Colbert, S., Wilkinson, C., Thornton, L. and Richmond, R. (2020), COVID‐19 and alcohol in

           Australia: Industry changes and public health impacts. Drug Alcohol Rev., 39: 435-440.


Dietze, P.M. and Peacock, A. (2020), Illicit drug use and harms in Australia in the context of

            COVID‐19 and associated restrictions: Anticipated consequences and initial responses. Drug Alcohol                        Rev., 39: 297-300.


Dumas, M. T., Ellis, W., & Litt, M. D. (2020). What Does Adolescent Substance Use Look Like

            During the COVID-19 Pandemic? Examining Changes in Frequency, Social Contexts, and Pandemic-                        Related Predictors.

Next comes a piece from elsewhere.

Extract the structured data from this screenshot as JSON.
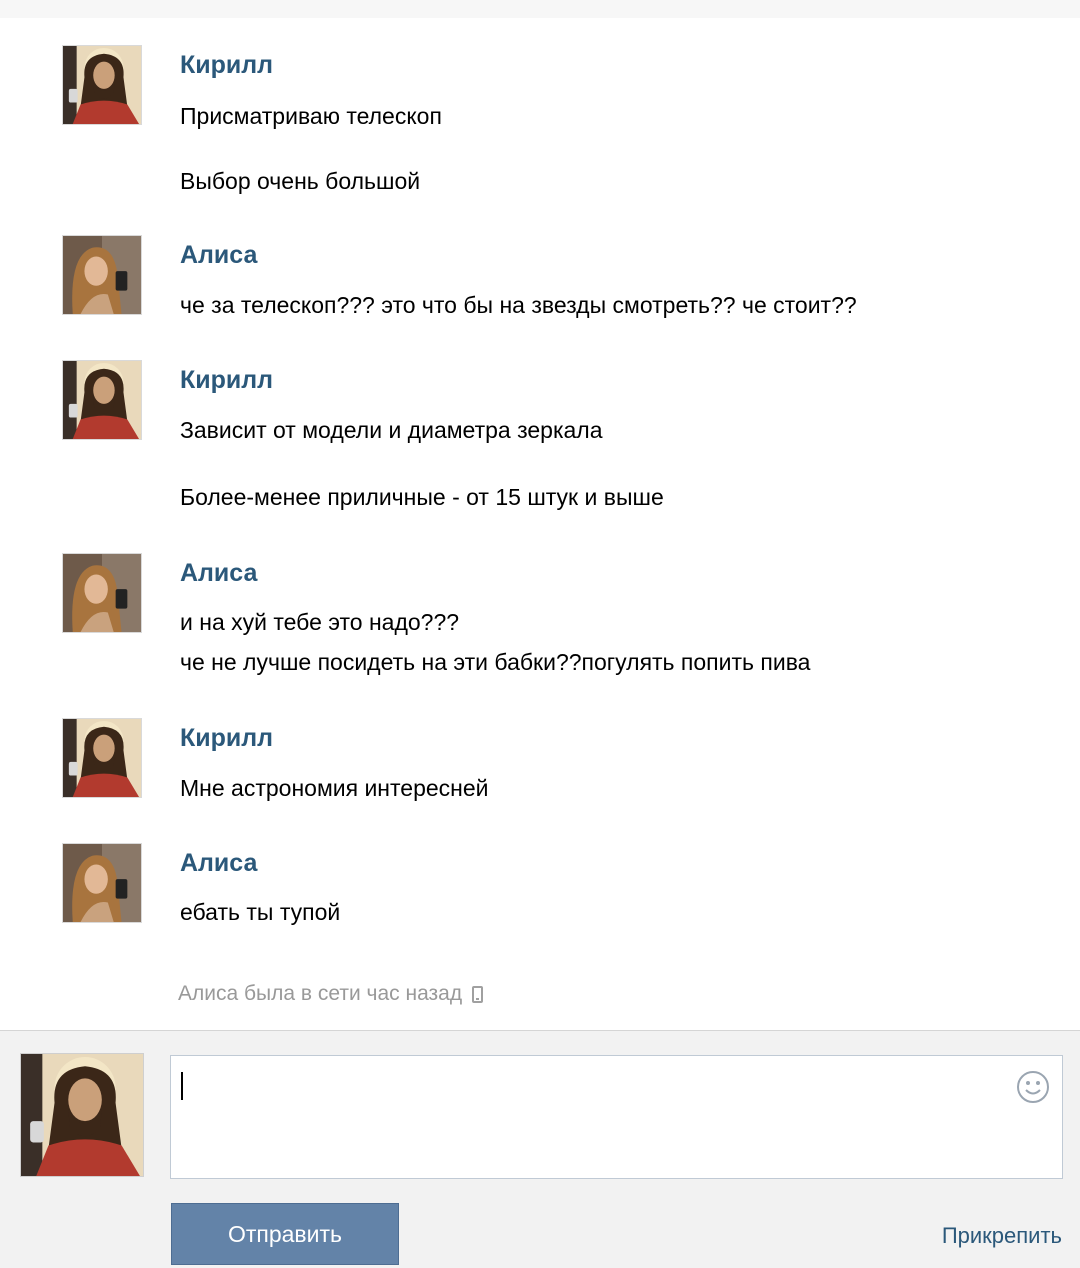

Journal of Adolescent Health. 67(2020): 354-361
            https:/ /


Gritsenko, V., Skugarevsky, O., Konstantinov, V. et al. COVID 19 Fear, Stress, Anxiety, and

           Substance Use Among Russian and Belarusian University Students. Int J Ment Health Addiction (2020).  



John Hopkins University of Medicine. (2020). COVID-19 Dashboard by the Center for Systems

          Science and Engineers (CSSE) at John Hopkins University (JHU). Corona Virus Research



López-Pelayo, H., Aubin, HJ., Drummond, C. et al. “The post-COVID era”: challenges in the

          treatment of substance use disorder (SUD) after the pandemic. BMC Med 18, 241 (2020). https://doi-org.p



Marsden, J., Darke, S., Hall, W., Hickman, M., Holmes, J., Humphreys, K., Neale, J., Tucker, J.,

         and West, R. (2020) Mitigating and learning from the impact of COVID‐19 infection on addictive                                disorders. Addiction, 115: 1007– 1010.


Sahu, P., Mathur, A., Ganesh, A., Nair, S., Chand, P., & Murthy, P. (2020). Acceptance of e-consult

           for Substance Use Disorders during the COVID 19 pandemic: A study from India. Asian Journal of                             Psychiatry. 54(2020): 1-5.



Sun, L., Li, Y., Bao, Y., Meng., Sun, Y., Schumann, G., Kosten, T., Strang, J., Lu, L., & Shi, J.

           (2020) “Brief Report: Increased Addictive Internet and Substance Use Behavior During the

           COVID‐19 Pandemic in China.” The American journal on addictions 29.4 (2020): 268–270.

           Web. DOI: 10.1111/ajad.13066



Yang, G., Landrum, M., Zhou, L., & Busch, A. B. (2020). Disparities in outpatient visits for mental

             health and/or substance use disorders during the COVID surge and partial reopening in Massachusetts.               General Hospital Psychiatry. 67(2020): 100-106